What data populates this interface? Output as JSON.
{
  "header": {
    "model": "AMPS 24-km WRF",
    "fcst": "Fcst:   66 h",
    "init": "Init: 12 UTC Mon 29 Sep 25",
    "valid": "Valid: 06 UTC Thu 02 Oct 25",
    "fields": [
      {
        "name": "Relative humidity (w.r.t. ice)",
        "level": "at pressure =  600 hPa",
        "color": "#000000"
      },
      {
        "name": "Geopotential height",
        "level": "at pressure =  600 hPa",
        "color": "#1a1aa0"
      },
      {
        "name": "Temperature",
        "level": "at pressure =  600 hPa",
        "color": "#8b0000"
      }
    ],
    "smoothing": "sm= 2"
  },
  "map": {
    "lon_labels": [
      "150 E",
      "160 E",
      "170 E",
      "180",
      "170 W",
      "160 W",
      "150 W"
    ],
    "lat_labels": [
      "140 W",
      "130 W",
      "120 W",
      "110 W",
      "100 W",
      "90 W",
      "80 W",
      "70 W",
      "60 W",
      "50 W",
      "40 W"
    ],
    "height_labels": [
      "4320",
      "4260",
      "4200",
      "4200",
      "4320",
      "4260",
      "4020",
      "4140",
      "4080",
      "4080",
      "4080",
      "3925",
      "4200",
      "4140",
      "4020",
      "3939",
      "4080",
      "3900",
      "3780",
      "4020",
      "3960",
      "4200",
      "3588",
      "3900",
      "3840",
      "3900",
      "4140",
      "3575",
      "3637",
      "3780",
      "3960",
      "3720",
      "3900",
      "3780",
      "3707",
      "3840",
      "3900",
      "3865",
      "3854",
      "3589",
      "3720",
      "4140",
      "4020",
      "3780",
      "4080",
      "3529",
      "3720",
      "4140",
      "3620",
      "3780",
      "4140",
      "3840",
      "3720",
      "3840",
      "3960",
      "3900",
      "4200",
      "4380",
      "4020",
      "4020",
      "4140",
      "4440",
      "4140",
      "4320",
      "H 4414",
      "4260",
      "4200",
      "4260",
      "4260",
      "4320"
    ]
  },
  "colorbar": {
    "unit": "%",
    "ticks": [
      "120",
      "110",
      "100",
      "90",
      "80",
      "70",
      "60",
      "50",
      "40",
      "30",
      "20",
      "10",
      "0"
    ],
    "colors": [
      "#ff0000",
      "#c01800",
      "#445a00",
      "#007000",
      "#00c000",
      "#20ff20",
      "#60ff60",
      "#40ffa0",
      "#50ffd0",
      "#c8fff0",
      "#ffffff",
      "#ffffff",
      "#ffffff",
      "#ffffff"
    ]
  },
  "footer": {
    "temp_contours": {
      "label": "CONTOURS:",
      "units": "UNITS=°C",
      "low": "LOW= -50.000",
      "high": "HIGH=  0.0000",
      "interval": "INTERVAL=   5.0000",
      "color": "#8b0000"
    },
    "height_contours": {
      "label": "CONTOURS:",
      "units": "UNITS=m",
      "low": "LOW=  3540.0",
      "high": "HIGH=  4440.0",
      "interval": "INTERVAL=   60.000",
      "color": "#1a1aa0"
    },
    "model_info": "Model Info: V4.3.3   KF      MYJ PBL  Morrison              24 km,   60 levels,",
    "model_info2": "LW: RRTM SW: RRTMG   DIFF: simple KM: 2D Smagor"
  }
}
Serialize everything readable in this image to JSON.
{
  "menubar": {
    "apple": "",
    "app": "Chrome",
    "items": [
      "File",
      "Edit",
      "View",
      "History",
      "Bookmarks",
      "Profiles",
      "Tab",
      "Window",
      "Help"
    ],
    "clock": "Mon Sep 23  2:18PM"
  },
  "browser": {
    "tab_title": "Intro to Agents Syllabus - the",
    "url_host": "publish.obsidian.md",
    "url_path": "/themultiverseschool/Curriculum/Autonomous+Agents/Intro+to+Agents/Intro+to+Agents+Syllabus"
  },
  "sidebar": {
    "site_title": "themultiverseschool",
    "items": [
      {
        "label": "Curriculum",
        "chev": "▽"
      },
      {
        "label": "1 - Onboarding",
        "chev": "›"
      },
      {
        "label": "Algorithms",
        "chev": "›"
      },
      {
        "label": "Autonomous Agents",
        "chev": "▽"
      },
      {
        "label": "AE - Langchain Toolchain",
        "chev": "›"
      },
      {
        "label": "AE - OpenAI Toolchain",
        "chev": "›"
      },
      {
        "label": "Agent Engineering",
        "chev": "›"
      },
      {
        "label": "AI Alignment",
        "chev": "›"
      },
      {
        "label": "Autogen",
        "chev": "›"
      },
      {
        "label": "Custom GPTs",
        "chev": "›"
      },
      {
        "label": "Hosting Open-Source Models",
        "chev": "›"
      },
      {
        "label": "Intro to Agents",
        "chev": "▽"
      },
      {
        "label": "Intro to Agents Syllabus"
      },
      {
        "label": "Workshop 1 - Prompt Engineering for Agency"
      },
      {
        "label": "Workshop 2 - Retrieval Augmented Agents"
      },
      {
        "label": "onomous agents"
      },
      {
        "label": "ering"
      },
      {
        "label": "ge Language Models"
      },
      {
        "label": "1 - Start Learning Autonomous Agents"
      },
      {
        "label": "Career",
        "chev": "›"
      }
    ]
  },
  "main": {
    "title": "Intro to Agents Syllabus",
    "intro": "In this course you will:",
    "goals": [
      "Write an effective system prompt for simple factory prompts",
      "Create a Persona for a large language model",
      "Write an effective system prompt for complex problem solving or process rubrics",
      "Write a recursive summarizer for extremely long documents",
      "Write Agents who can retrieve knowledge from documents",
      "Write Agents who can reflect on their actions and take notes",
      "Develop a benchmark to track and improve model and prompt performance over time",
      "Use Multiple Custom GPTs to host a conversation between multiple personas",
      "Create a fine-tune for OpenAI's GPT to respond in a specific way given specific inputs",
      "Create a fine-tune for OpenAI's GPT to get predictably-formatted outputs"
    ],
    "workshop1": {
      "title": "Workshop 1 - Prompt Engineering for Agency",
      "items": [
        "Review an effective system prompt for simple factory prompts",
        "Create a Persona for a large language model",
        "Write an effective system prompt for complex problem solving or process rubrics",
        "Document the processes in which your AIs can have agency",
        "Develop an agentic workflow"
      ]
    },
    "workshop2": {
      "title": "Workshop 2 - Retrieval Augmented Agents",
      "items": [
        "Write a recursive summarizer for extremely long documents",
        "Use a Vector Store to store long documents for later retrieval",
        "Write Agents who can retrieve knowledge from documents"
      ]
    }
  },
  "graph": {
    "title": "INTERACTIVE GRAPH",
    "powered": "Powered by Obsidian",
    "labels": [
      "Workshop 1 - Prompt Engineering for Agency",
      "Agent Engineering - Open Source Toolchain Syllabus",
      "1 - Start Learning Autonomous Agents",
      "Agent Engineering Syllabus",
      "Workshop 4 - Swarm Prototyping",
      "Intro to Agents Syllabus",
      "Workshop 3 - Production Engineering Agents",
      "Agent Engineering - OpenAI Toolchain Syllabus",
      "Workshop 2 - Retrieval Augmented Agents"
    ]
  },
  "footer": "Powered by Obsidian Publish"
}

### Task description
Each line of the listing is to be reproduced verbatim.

### Answer to this problem
What data populates this interface? Output as JSON.
{
  "header": {
    "model": "AMPS 24-km WRF",
    "fcst": "Fcst:   66 h",
    "init": "Init: 12 UTC Mon 29 Sep 25",
    "valid": "Valid: 06 UTC Thu 02 Oct 25",
    "fields": [
      {
        "name": "Relative humidity (w.r.t. ice)",
        "level": "at pressure =  600 hPa",
        "color": "#000000"
      },
      {
        "name": "Geopotential height",
        "level": "at pressure =  600 hPa",
        "color": "#1a1aa0"
      },
      {
        "name": "Temperature",
        "level": "at pressure =  600 hPa",
        "color": "#8b0000"
      }
    ],
    "smoothing": "sm= 2"
  },
  "map": {
    "lon_labels": [
      "150 E",
      "160 E",
      "170 E",
      "180",
      "170 W",
      "160 W",
      "150 W"
    ],
    "lat_labels": [
      "140 W",
      "130 W",
      "120 W",
      "110 W",
      "100 W",
      "90 W",
      "80 W",
      "70 W",
      "60 W",
      "50 W",
      "40 W"
    ],
    "height_labels": [
      "4320",
      "4260",
      "4200",
      "4200",
      "4320",
      "4260",
      "4020",
      "4140",
      "4080",
      "4080",
      "4080",
      "3925",
      "4200",
      "4140",
      "4020",
      "3939",
      "4080",
      "3900",
      "3780",
      "4020",
      "3960",
      "4200",
      "3588",
      "3900",
      "3840",
      "3900",
      "4140",
      "3575",
      "3637",
      "3780",
      "3960",
      "3720",
      "3900",
      "3780",
      "3707",
      "3840",
      "3900",
      "3865",
      "3854",
      "3589",
      "3720",
      "4140",
      "4020",
      "3780",
      "4080",
      "3529",
      "3720",
      "4140",
      "3620",
      "3780",
      "4140",
      "3840",
      "3720",
      "3840",
      "3960",
      "3900",
      "4200",
      "4380",
      "4020",
      "4020",
      "4140",
      "4440",
      "4140",
      "4320",
      "H 4414",
      "4260",
      "4200",
      "4260",
      "4260",
      "4320"
    ]
  },
  "colorbar": {
    "unit": "%",
    "ticks": [
      "120",
      "110",
      "100",
      "90",
      "80",
      "70",
      "60",
      "50",
      "40",
      "30",
      "20",
      "10",
      "0"
    ],
    "colors": [
      "#ff0000",
      "#c01800",
      "#445a00",
      "#007000",
      "#00c000",
      "#20ff20",
      "#60ff60",
      "#40ffa0",
      "#50ffd0",
      "#c8fff0",
      "#ffffff",
      "#ffffff",
      "#ffffff",
      "#ffffff"
    ]
  },
  "footer": {
    "temp_contours": {
      "label": "CONTOURS:",
      "units": "UNITS=°C",
      "low": "LOW= -50.000",
      "high": "HIGH=  0.0000",
      "interval": "INTERVAL=   5.0000",
      "color": "#8b0000"
    },
    "height_contours": {
      "label": "CONTOURS:",
      "units": "UNITS=m",
      "low": "LOW=  3540.0",
      "high": "HIGH=  4440.0",
      "interval": "INTERVAL=   60.000",
      "color": "#1a1aa0"
    },
    "model_info": "Model Info: V4.3.3   KF      MYJ PBL  Morrison              24 km,   60 levels,",
    "model_info2": "LW: RRTM SW: RRTMG   DIFF: simple KM: 2D Smagor"
  }
}
Serialize everything readable in this image to JSON.
{
  "menubar": {
    "apple": "",
    "app": "Chrome",
    "items": [
      "File",
      "Edit",
      "View",
      "History",
      "Bookmarks",
      "Profiles",
      "Tab",
      "Window",
      "Help"
    ],
    "clock": "Mon Sep 23  2:18PM"
  },
  "browser": {
    "tab_title": "Intro to Agents Syllabus - the",
    "url_host": "publish.obsidian.md",
    "url_path": "/themultiverseschool/Curriculum/Autonomous+Agents/Intro+to+Agents/Intro+to+Agents+Syllabus"
  },
  "sidebar": {
    "site_title": "themultiverseschool",
    "items": [
      {
        "label": "Curriculum",
        "chev": "▽"
      },
      {
        "label": "1 - Onboarding",
        "chev": "›"
      },
      {
        "label": "Algorithms",
        "chev": "›"
      },
      {
        "label": "Autonomous Agents",
        "chev": "▽"
      },
      {
        "label": "AE - Langchain Toolchain",
        "chev": "›"
      },
      {
        "label": "AE - OpenAI Toolchain",
        "chev": "›"
      },
      {
        "label": "Agent Engineering",
        "chev": "›"
      },
      {
        "label": "AI Alignment",
        "chev": "›"
      },
      {
        "label": "Autogen",
        "chev": "›"
      },
      {
        "label": "Custom GPTs",
        "chev": "›"
      },
      {
        "label": "Hosting Open-Source Models",
        "chev": "›"
      },
      {
        "label": "Intro to Agents",
        "chev": "▽"
      },
      {
        "label": "Intro to Agents Syllabus"
      },
      {
        "label": "Workshop 1 - Prompt Engineering for Agency"
      },
      {
        "label": "Workshop 2 - Retrieval Augmented Agents"
      },
      {
        "label": "onomous agents"
      },
      {
        "label": "ering"
      },
      {
        "label": "ge Language Models"
      },
      {
        "label": "1 - Start Learning Autonomous Agents"
      },
      {
        "label": "Career",
        "chev": "›"
      }
    ]
  },
  "main": {
    "title": "Intro to Agents Syllabus",
    "intro": "In this course you will:",
    "goals": [
      "Write an effective system prompt for simple factory prompts",
      "Create a Persona for a large language model",
      "Write an effective system prompt for complex problem solving or process rubrics",
      "Write a recursive summarizer for extremely long documents",
      "Write Agents who can retrieve knowledge from documents",
      "Write Agents who can reflect on their actions and take notes",
      "Develop a benchmark to track and improve model and prompt performance over time",
      "Use Multiple Custom GPTs to host a conversation between multiple personas",
      "Create a fine-tune for OpenAI's GPT to respond in a specific way given specific inputs",
      "Create a fine-tune for OpenAI's GPT to get predictably-formatted outputs"
    ],
    "workshop1": {
      "title": "Workshop 1 - Prompt Engineering for Agency",
      "items": [
        "Review an effective system prompt for simple factory prompts",
        "Create a Persona for a large language model",
        "Write an effective system prompt for complex problem solving or process rubrics",
        "Document the processes in which your AIs can have agency",
        "Develop an agentic workflow"
      ]
    },
    "workshop2": {
      "title": "Workshop 2 - Retrieval Augmented Agents",
      "items": [
        "Write a recursive summarizer for extremely long documents",
        "Use a Vector Store to store long documents for later retrieval",
        "Write Agents who can retrieve knowledge from documents"
      ]
    }
  },
  "graph": {
    "title": "INTERACTIVE GRAPH",
    "powered": "Powered by Obsidian",
    "labels": [
      "Workshop 1 - Prompt Engineering for Agency",
      "Agent Engineering - Open Source Toolchain Syllabus",
      "1 - Start Learning Autonomous Agents",
      "Agent Engineering Syllabus",
      "Workshop 4 - Swarm Prototyping",
      "Intro to Agents Syllabus",
      "Workshop 3 - Production Engineering Agents",
      "Agent Engineering - OpenAI Toolchain Syllabus",
      "Workshop 2 - Retrieval Augmented Agents"
    ]
  },
  "footer": "Powered by Obsidian Publish"
}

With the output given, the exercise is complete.